This (the machine invented by the famous Chinese author, Lin Yutang, and described on the first page [first four paragraphs] of the Wikipedia article here) is probably the closest the Chinese ever got to decomposing their script into an "alphabet" consisting of "letters" (recurrent graphemic elements that can be combined in a principled way to form all of the characters / morphemes in their writing system). You'll note that it didn't really work during their presentation to the Remington Typewriter Company executives. The press conference demonstration they had the next day was probably of the carefully rehearsed, staged, orchestrated sort designers of Chinese information processing / technology software and hardware often present (the kind documented by Li-ching Chang in her film made at a vocational high school in Beijing), not one prepared to respond spontaneously to tasks posed by the audience. Judging from my own experience with Chinese software and information processing / technology developers over more than a quarter of a century, this may have been what went wrong when Lin presented his typewriter to the Remington executives: they asked him (or his operator) to type something impromptu.

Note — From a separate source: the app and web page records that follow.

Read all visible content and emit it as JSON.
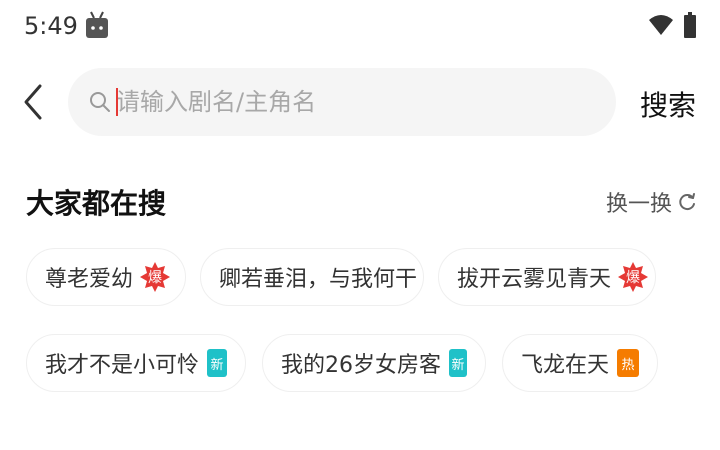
{
  "status_bar": {
    "time": "5:49"
  },
  "search": {
    "placeholder": "请输入剧名/主角名",
    "value": "",
    "button_label": "搜索"
  },
  "hot_section": {
    "title": "大家都在搜",
    "refresh_label": "换一换"
  },
  "badges": {
    "hot": "爆",
    "new": "新",
    "trending": "热"
  },
  "tags": [
    {
      "label": "尊老爱幼",
      "badge": "爆"
    },
    {
      "label": "卿若垂泪，与我何干",
      "badge": ""
    },
    {
      "label": "拔开云雾见青天",
      "badge": "爆"
    },
    {
      "label": "我才不是小可怜",
      "badge": "新"
    },
    {
      "label": "我的26岁女房客",
      "badge": "新"
    },
    {
      "label": "飞龙在天",
      "badge": "热"
    }
  ],
  "colors": {
    "accent_red": "#e53935",
    "badge_hot": "#e53935",
    "badge_new": "#1fc1c8",
    "badge_trending": "#f57c00"
  }
}
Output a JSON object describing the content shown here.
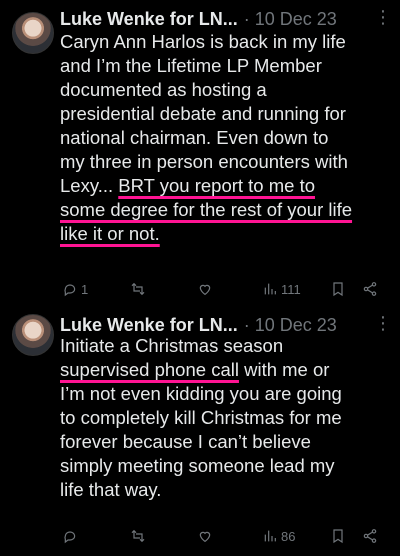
{
  "tweets": [
    {
      "author": "Luke Wenke for LN...",
      "date": "· 10 Dec 23",
      "more": "⋮",
      "lines": [
        {
          "a": "Caryn Ann Harlos is back in my life",
          "hl": ""
        },
        {
          "a": "and I’m the Lifetime LP Member",
          "hl": ""
        },
        {
          "a": "documented as hosting a",
          "hl": ""
        },
        {
          "a": "presidential debate and running for",
          "hl": ""
        },
        {
          "a": "national chairman.  Even down to",
          "hl": ""
        },
        {
          "a": "my three in person encounters with",
          "hl": ""
        },
        {
          "a": "Lexy... ",
          "hl": "BRT you report to me to"
        },
        {
          "a": "",
          "hl": "some degree for the rest of your life"
        },
        {
          "a": "",
          "hl": "like it or not."
        }
      ],
      "replies": "1",
      "retweets": "",
      "likes": "",
      "views": "111"
    },
    {
      "author": "Luke Wenke for LN...",
      "date": "· 10 Dec 23",
      "more": "⋮",
      "lines": [
        {
          "a": "Initiate a Christmas season",
          "hl": ""
        },
        {
          "a": "",
          "hl": "supervised phone call",
          "b": " with me or"
        },
        {
          "a": "I’m not even kidding you are going",
          "hl": ""
        },
        {
          "a": "to completely kill Christmas for me",
          "hl": ""
        },
        {
          "a": "forever because I can’t believe",
          "hl": ""
        },
        {
          "a": "simply meeting someone lead my",
          "hl": ""
        },
        {
          "a": "life that way.",
          "hl": ""
        }
      ],
      "replies": "",
      "retweets": "",
      "likes": "",
      "views": "86"
    }
  ],
  "colors": {
    "background": "#000000",
    "text": "#e7e9ea",
    "muted": "#71767b",
    "highlight": "#ff1493"
  },
  "icons": [
    "reply-icon",
    "retweet-icon",
    "like-icon",
    "views-icon",
    "bookmark-icon",
    "share-icon"
  ]
}
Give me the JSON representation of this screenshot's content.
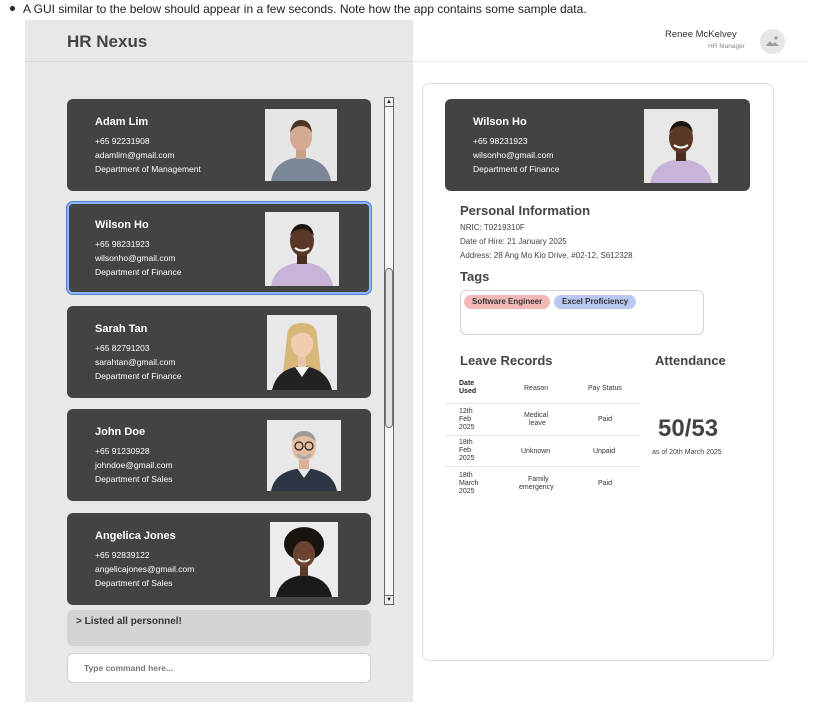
{
  "caption": "A GUI similar to the below should appear in a few seconds. Note how the app contains some sample data.",
  "app": {
    "title": "HR Nexus"
  },
  "user": {
    "name": "Renee McKelvey",
    "role": "HR Manager"
  },
  "personnel": [
    {
      "name": "Adam Lim",
      "phone": "+65 92231908",
      "email": "adamlim@gmail.com",
      "department": "Department of Management"
    },
    {
      "name": "Wilson Ho",
      "phone": "+65 98231923",
      "email": "wilsonho@gmail.com",
      "department": "Department of Finance"
    },
    {
      "name": "Sarah Tan",
      "phone": "+65 82791203",
      "email": "sarahtan@gmail.com",
      "department": "Department of Finance"
    },
    {
      "name": "John Doe",
      "phone": "+65 91230928",
      "email": "johndoe@gmail.com",
      "department": "Department of Sales"
    },
    {
      "name": "Angelica Jones",
      "phone": "+65 92839122",
      "email": "angelicajones@gmail.com",
      "department": "Department of Sales"
    }
  ],
  "selected_index": 1,
  "result_message": "> Listed all personnel!",
  "command": {
    "placeholder": "Type command here..."
  },
  "detail": {
    "name": "Wilson Ho",
    "phone": "+65 98231923",
    "email": "wilsonho@gmail.com",
    "department": "Department of Finance",
    "personal_info_title": "Personal Information",
    "nric": "NRIC: T0219310F",
    "hire_date": "Date of Hire: 21 January 2025",
    "address": "Address: 28 Ang Mo Kio Drive, #02-12, S612328",
    "tags_title": "Tags",
    "tags": [
      {
        "label": "Software Engineer",
        "color": "#f2b8b8"
      },
      {
        "label": "Excel Proficiency",
        "color": "#b8c8f0"
      }
    ],
    "leave_title": "Leave Records",
    "leave_headers": {
      "date": [
        "Date",
        "Used"
      ],
      "reason": "Reason",
      "pay": "Pay Status"
    },
    "leave_rows": [
      {
        "date": [
          "12th",
          "Feb",
          "2025"
        ],
        "reason": [
          "Medical",
          "leave"
        ],
        "pay": "Paid"
      },
      {
        "date": [
          "18th",
          "Feb",
          "2025"
        ],
        "reason": [
          "Unknown"
        ],
        "pay": "Unpaid"
      },
      {
        "date": [
          "18th",
          "March",
          "2025"
        ],
        "reason": [
          "Family",
          "emergency"
        ],
        "pay": "Paid"
      }
    ],
    "attendance_title": "Attendance",
    "attendance_value": "50/53",
    "attendance_note": "as of 20th March 2025"
  },
  "icons": {
    "avatar": "person-placeholder-icon",
    "scroll_up": "triangle-up-icon",
    "scroll_down": "triangle-down-icon"
  }
}
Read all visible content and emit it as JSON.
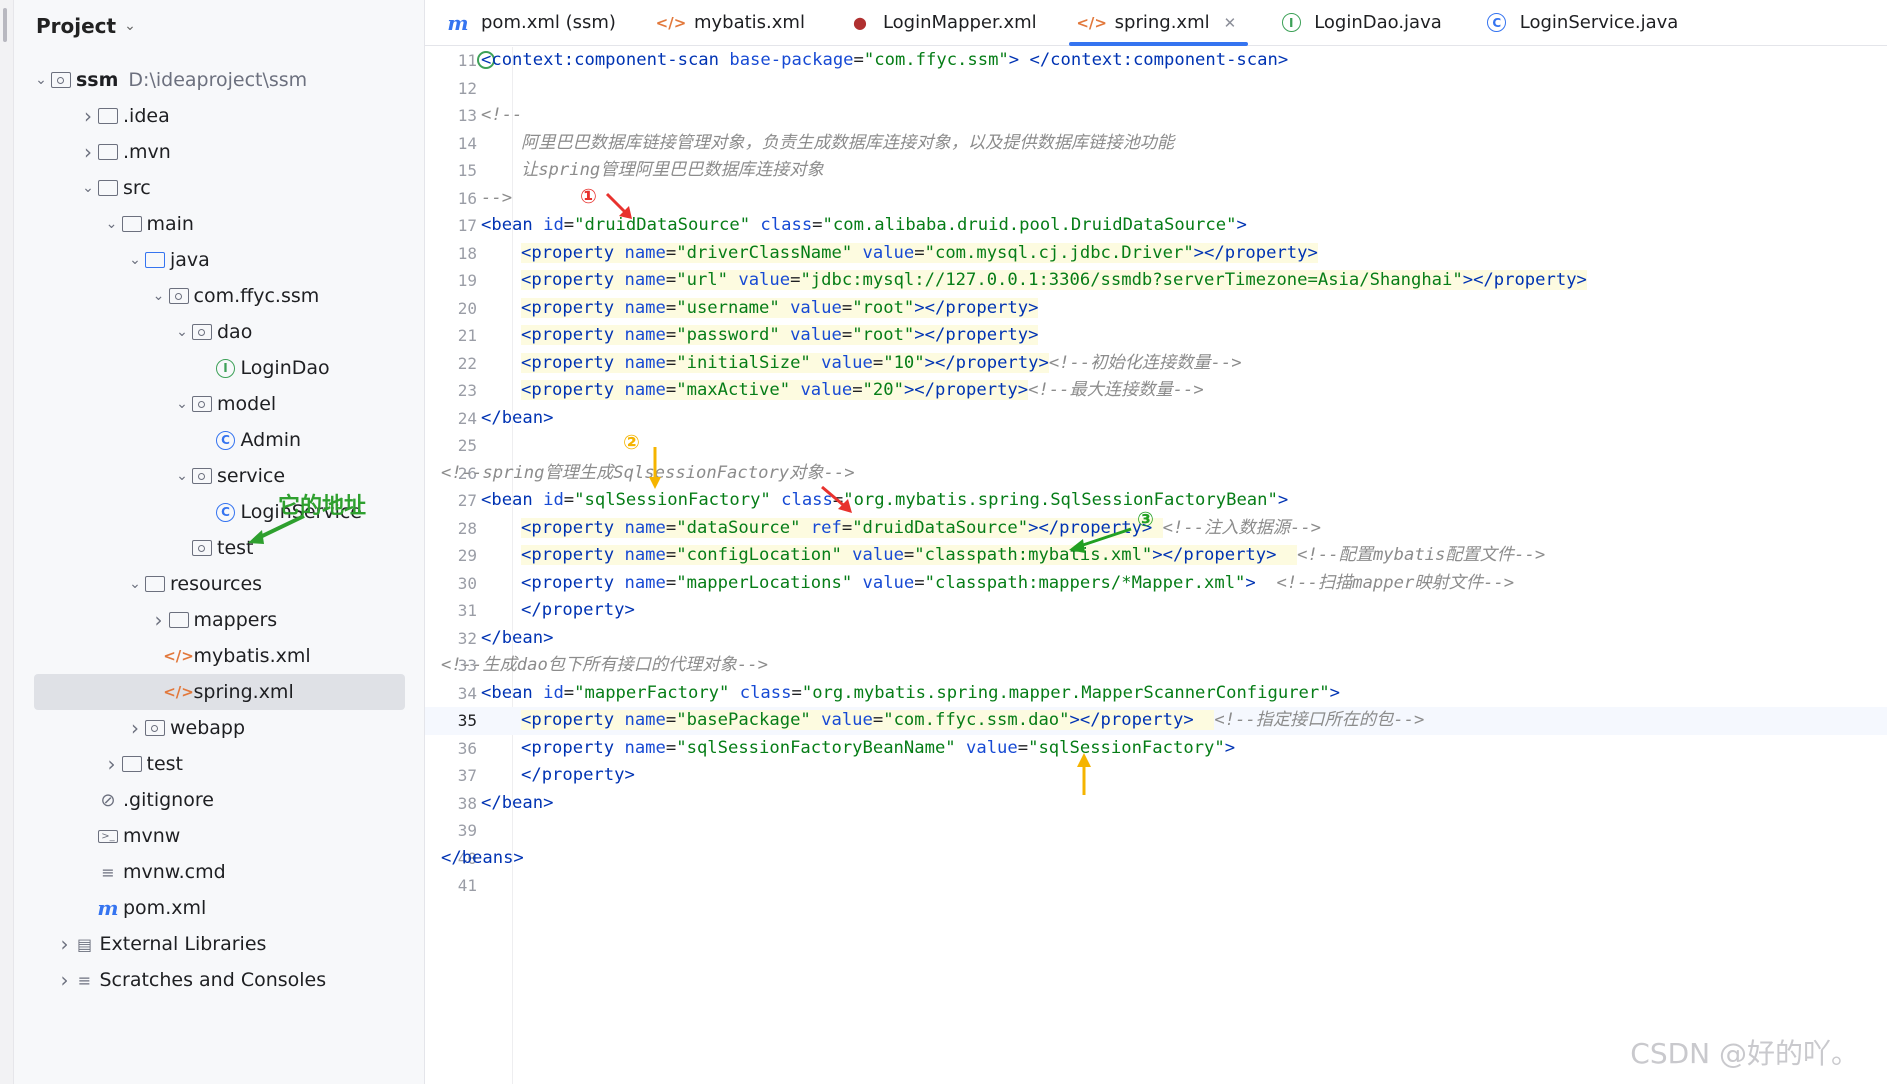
{
  "project": {
    "title": "Project",
    "root": {
      "name": "ssm",
      "path": "D:\\ideaproject\\ssm"
    },
    "tree": [
      {
        "label": ".idea",
        "level": 1,
        "icon": "folder-icon",
        "arrow": "right"
      },
      {
        "label": ".mvn",
        "level": 1,
        "icon": "folder-icon",
        "arrow": "right"
      },
      {
        "label": "src",
        "level": 1,
        "icon": "folder-icon",
        "arrow": "down"
      },
      {
        "label": "main",
        "level": 2,
        "icon": "folder-icon",
        "arrow": "down"
      },
      {
        "label": "java",
        "level": 3,
        "icon": "source-folder-icon",
        "arrow": "down"
      },
      {
        "label": "com.ffyc.ssm",
        "level": 4,
        "icon": "package-icon",
        "arrow": "down"
      },
      {
        "label": "dao",
        "level": 5,
        "icon": "package-icon",
        "arrow": "down"
      },
      {
        "label": "LoginDao",
        "level": 6,
        "icon": "interface-icon",
        "arrow": ""
      },
      {
        "label": "model",
        "level": 5,
        "icon": "package-icon",
        "arrow": "down"
      },
      {
        "label": "Admin",
        "level": 6,
        "icon": "class-icon",
        "arrow": ""
      },
      {
        "label": "service",
        "level": 5,
        "icon": "package-icon",
        "arrow": "down"
      },
      {
        "label": "LoginService",
        "level": 6,
        "icon": "class-icon",
        "arrow": ""
      },
      {
        "label": "test",
        "level": 5,
        "icon": "package-icon",
        "arrow": ""
      },
      {
        "label": "resources",
        "level": 3,
        "icon": "resources-folder-icon",
        "arrow": "down"
      },
      {
        "label": "mappers",
        "level": 4,
        "icon": "folder-icon",
        "arrow": "right"
      },
      {
        "label": "mybatis.xml",
        "level": 4,
        "icon": "xml-file-icon",
        "arrow": ""
      },
      {
        "label": "spring.xml",
        "level": 4,
        "icon": "spring-xml-icon",
        "arrow": "",
        "selected": true
      },
      {
        "label": "webapp",
        "level": 3,
        "icon": "web-folder-icon",
        "arrow": "right"
      },
      {
        "label": "test",
        "level": 2,
        "icon": "folder-icon",
        "arrow": "right"
      },
      {
        "label": ".gitignore",
        "level": 1,
        "icon": "ignore-file-icon",
        "arrow": ""
      },
      {
        "label": "mvnw",
        "level": 1,
        "icon": "shell-file-icon",
        "arrow": ""
      },
      {
        "label": "mvnw.cmd",
        "level": 1,
        "icon": "text-file-icon",
        "arrow": ""
      },
      {
        "label": "pom.xml",
        "level": 1,
        "icon": "maven-file-icon",
        "arrow": ""
      },
      {
        "label": "External Libraries",
        "level": 0,
        "icon": "library-icon",
        "arrow": "right"
      },
      {
        "label": "Scratches and Consoles",
        "level": 0,
        "icon": "scratches-icon",
        "arrow": "right"
      }
    ],
    "annotation": "它的地址"
  },
  "tabs": [
    {
      "label": "pom.xml (ssm)",
      "icon": "maven-file-icon"
    },
    {
      "label": "mybatis.xml",
      "icon": "xml-file-icon"
    },
    {
      "label": "LoginMapper.xml",
      "icon": "mybatis-file-icon"
    },
    {
      "label": "spring.xml",
      "icon": "spring-xml-icon",
      "active": true
    },
    {
      "label": "LoginDao.java",
      "icon": "interface-icon"
    },
    {
      "label": "LoginService.java",
      "icon": "class-icon"
    }
  ],
  "editor": {
    "current_line": 35,
    "lines": [
      {
        "n": 11,
        "indent": 1,
        "parts": [
          [
            "t",
            "<context:component-scan "
          ],
          [
            "a",
            "base-package"
          ],
          [
            "",
            "="
          ],
          [
            "v",
            "\"com.ffyc.ssm\""
          ],
          [
            "t",
            "> </context:component-scan>"
          ]
        ]
      },
      {
        "n": 12,
        "indent": 0,
        "parts": []
      },
      {
        "n": 13,
        "indent": 1,
        "parts": [
          [
            "c",
            "<!--"
          ]
        ]
      },
      {
        "n": 14,
        "indent": 2,
        "parts": [
          [
            "c",
            "阿里巴巴数据库链接管理对象，负责生成数据库连接对象，以及提供数据库链接池功能"
          ]
        ]
      },
      {
        "n": 15,
        "indent": 2,
        "parts": [
          [
            "c",
            "让spring管理阿里巴巴数据库连接对象"
          ]
        ]
      },
      {
        "n": 16,
        "indent": 1,
        "parts": [
          [
            "c",
            "-->"
          ]
        ]
      },
      {
        "n": 17,
        "indent": 1,
        "parts": [
          [
            "t",
            "<bean "
          ],
          [
            "a",
            "id"
          ],
          [
            "",
            "="
          ],
          [
            "v",
            "\"druidDataSource\" "
          ],
          [
            "a",
            "class"
          ],
          [
            "",
            "="
          ],
          [
            "v",
            "\"com.alibaba.druid.pool.DruidDataSource\""
          ],
          [
            "t",
            ">"
          ]
        ]
      },
      {
        "n": 18,
        "indent": 2,
        "parts": [
          [
            "t",
            "<property "
          ],
          [
            "a",
            "name"
          ],
          [
            "",
            "="
          ],
          [
            "v",
            "\"driverClassName\" "
          ],
          [
            "a",
            "value"
          ],
          [
            "",
            "="
          ],
          [
            "v",
            "\"com.mysql.cj.jdbc.Driver\""
          ],
          [
            "t",
            "></property>"
          ]
        ]
      },
      {
        "n": 19,
        "indent": 2,
        "parts": [
          [
            "t",
            "<property "
          ],
          [
            "a",
            "name"
          ],
          [
            "",
            "="
          ],
          [
            "v",
            "\"url\" "
          ],
          [
            "a",
            "value"
          ],
          [
            "",
            "="
          ],
          [
            "v",
            "\"jdbc:mysql://127.0.0.1:3306/ssmdb?serverTimezone=Asia/Shanghai\""
          ],
          [
            "t",
            "></property>"
          ]
        ]
      },
      {
        "n": 20,
        "indent": 2,
        "parts": [
          [
            "t",
            "<property "
          ],
          [
            "a",
            "name"
          ],
          [
            "",
            "="
          ],
          [
            "v",
            "\"username\" "
          ],
          [
            "a",
            "value"
          ],
          [
            "",
            "="
          ],
          [
            "v",
            "\"root\""
          ],
          [
            "t",
            "></property>"
          ]
        ]
      },
      {
        "n": 21,
        "indent": 2,
        "parts": [
          [
            "t",
            "<property "
          ],
          [
            "a",
            "name"
          ],
          [
            "",
            "="
          ],
          [
            "v",
            "\"password\" "
          ],
          [
            "a",
            "value"
          ],
          [
            "",
            "="
          ],
          [
            "v",
            "\"root\""
          ],
          [
            "t",
            "></property>"
          ]
        ]
      },
      {
        "n": 22,
        "indent": 2,
        "parts": [
          [
            "t",
            "<property "
          ],
          [
            "a",
            "name"
          ],
          [
            "",
            "="
          ],
          [
            "v",
            "\"initialSize\" "
          ],
          [
            "a",
            "value"
          ],
          [
            "",
            "="
          ],
          [
            "v",
            "\"10\""
          ],
          [
            "t",
            "></property>"
          ],
          [
            "c",
            "<!--初始化连接数量-->"
          ]
        ]
      },
      {
        "n": 23,
        "indent": 2,
        "parts": [
          [
            "t",
            "<property "
          ],
          [
            "a",
            "name"
          ],
          [
            "",
            "="
          ],
          [
            "v",
            "\"maxActive\" "
          ],
          [
            "a",
            "value"
          ],
          [
            "",
            "="
          ],
          [
            "v",
            "\"20\""
          ],
          [
            "t",
            "></property>"
          ],
          [
            "c",
            "<!--最大连接数量-->"
          ]
        ]
      },
      {
        "n": 24,
        "indent": 1,
        "parts": [
          [
            "t",
            "</bean>"
          ]
        ]
      },
      {
        "n": 25,
        "indent": 0,
        "parts": []
      },
      {
        "n": 26,
        "indent": 0,
        "parts": [
          [
            "c",
            "<!--spring管理生成SqlsessionFactory对象-->"
          ]
        ]
      },
      {
        "n": 27,
        "indent": 1,
        "parts": [
          [
            "t",
            "<bean "
          ],
          [
            "a",
            "id"
          ],
          [
            "",
            "="
          ],
          [
            "v",
            "\"sqlSessionFactory\" "
          ],
          [
            "a",
            "class"
          ],
          [
            "",
            "="
          ],
          [
            "v",
            "\"org.mybatis.spring.SqlSessionFactoryBean\""
          ],
          [
            "t",
            ">"
          ]
        ]
      },
      {
        "n": 28,
        "indent": 2,
        "parts": [
          [
            "t",
            "<property "
          ],
          [
            "a",
            "name"
          ],
          [
            "",
            "="
          ],
          [
            "v",
            "\"dataSource\" "
          ],
          [
            "a",
            "ref"
          ],
          [
            "",
            "="
          ],
          [
            "v",
            "\"druidDataSource\""
          ],
          [
            "t",
            "></property>"
          ],
          [
            "",
            " "
          ],
          [
            "c",
            "<!--注入数据源-->"
          ]
        ]
      },
      {
        "n": 29,
        "indent": 2,
        "parts": [
          [
            "t",
            "<property "
          ],
          [
            "a",
            "name"
          ],
          [
            "",
            "="
          ],
          [
            "v",
            "\"configLocation\" "
          ],
          [
            "a",
            "value"
          ],
          [
            "",
            "="
          ],
          [
            "v",
            "\"classpath:mybatis.xml\""
          ],
          [
            "t",
            "></property>"
          ],
          [
            "",
            "  "
          ],
          [
            "c",
            "<!--配置mybatis配置文件-->"
          ]
        ]
      },
      {
        "n": 30,
        "indent": 2,
        "parts": [
          [
            "t",
            "<property "
          ],
          [
            "a",
            "name"
          ],
          [
            "",
            "="
          ],
          [
            "v",
            "\"mapperLocations\" "
          ],
          [
            "a",
            "value"
          ],
          [
            "",
            "="
          ],
          [
            "v",
            "\"classpath:mappers/*Mapper.xml\""
          ],
          [
            "t",
            ">"
          ],
          [
            "",
            "  "
          ],
          [
            "c",
            "<!--扫描mapper映射文件-->"
          ]
        ]
      },
      {
        "n": 31,
        "indent": 2,
        "parts": [
          [
            "t",
            "</property>"
          ]
        ]
      },
      {
        "n": 32,
        "indent": 1,
        "parts": [
          [
            "t",
            "</bean>"
          ]
        ]
      },
      {
        "n": 33,
        "indent": 0,
        "parts": [
          [
            "c",
            "<!--生成dao包下所有接口的代理对象-->"
          ]
        ]
      },
      {
        "n": 34,
        "indent": 1,
        "parts": [
          [
            "t",
            "<bean "
          ],
          [
            "a",
            "id"
          ],
          [
            "",
            "="
          ],
          [
            "v",
            "\"mapperFactory\" "
          ],
          [
            "a",
            "class"
          ],
          [
            "",
            "="
          ],
          [
            "v",
            "\"org.mybatis.spring.mapper.MapperScannerConfigurer\""
          ],
          [
            "t",
            ">"
          ]
        ]
      },
      {
        "n": 35,
        "indent": 2,
        "parts": [
          [
            "t",
            "<property "
          ],
          [
            "a",
            "name"
          ],
          [
            "",
            "="
          ],
          [
            "v",
            "\"basePackage\" "
          ],
          [
            "a",
            "value"
          ],
          [
            "",
            "="
          ],
          [
            "v",
            "\"com.ffyc.ssm.dao\""
          ],
          [
            "t",
            "></property>"
          ],
          [
            "",
            "  "
          ],
          [
            "c",
            "<!--指定接口所在的包-->"
          ]
        ]
      },
      {
        "n": 36,
        "indent": 2,
        "parts": [
          [
            "t",
            "<property "
          ],
          [
            "a",
            "name"
          ],
          [
            "",
            "="
          ],
          [
            "v",
            "\"sqlSessionFactoryBeanName\" "
          ],
          [
            "a",
            "value"
          ],
          [
            "",
            "="
          ],
          [
            "v",
            "\"sqlSessionFactory\""
          ],
          [
            "t",
            ">"
          ]
        ]
      },
      {
        "n": 37,
        "indent": 2,
        "parts": [
          [
            "t",
            "</property>"
          ]
        ]
      },
      {
        "n": 38,
        "indent": 1,
        "parts": [
          [
            "t",
            "</bean>"
          ]
        ]
      },
      {
        "n": 39,
        "indent": 0,
        "parts": []
      },
      {
        "n": 40,
        "indent": 0,
        "parts": [
          [
            "t",
            "</beans>"
          ]
        ]
      },
      {
        "n": 41,
        "indent": 0,
        "parts": []
      }
    ],
    "highlight_lines": [
      18,
      19,
      20,
      21,
      22,
      23,
      28,
      29,
      35
    ],
    "markers": [
      "①",
      "②",
      "③"
    ]
  },
  "watermark": "CSDN @好的吖。",
  "colors": {
    "accent": "#3574f0",
    "tag": "#0033b3",
    "attr": "#174ad4",
    "value": "#067d17",
    "comment": "#8c8c8c"
  }
}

Incidentally, the development of this fatally flawed typing machine left Lin — whose books were bestsellers in America — bankrupt.
The "typewriter" described on the second page (fifth paragraph: "Another kind of Chinese typewriter") section of the Wikipedia article cited above is the only kind of machine for writing Chinese that achieved fairly widespread use. (Most of the typewriters shown here are of this sort.) It was basically a limited font of about two to three thousand of the most common characters, with hundreds or thousands of more obscure characters kept in boxes nearby, to be laboriously sought out when needed (most typists just wrote such characters in by hand [if they knew them; but usually they were simply copying from a printed page or somebody's handwritten draft anyway — even now, except with pinyin-inputting systems, Chinese have not benefited very much from touch-typing] rather than try to find them in the boxes). The Wikipedia article claims that "good operators were able to type around 70 words per minute." First of all, this probably means "characters," not "words" (which are largely disyllabic). Secondly, this could only have been true of a highly skilled operator presenting a carefully prepared and practiced text without any unusual characters (i.e., beyond those in the main tray). The typists I observed using these machines in Taiwan, China, and at the UN back in the 70s and early 80s — all professionals, not casual typists — seldom exceeded about 10-12 characters per minute under the best circumstances (only common characters found in the main tray, and working from clean drafts or copying from printed materials).
Many of the difficulties outlined above have continued even into the computer age, which accounts for the (should I avoid using "literally"?) thousands of different inputting systems that have been devised during the past three decades. The vast majority of individuals, both for short text messaging and for word processing with computers, now use various types of romanized inputting, with those methods that take advantage of word segmentation being the most efficient.
Thanks to Michael Carr for the first Wikipedia reference.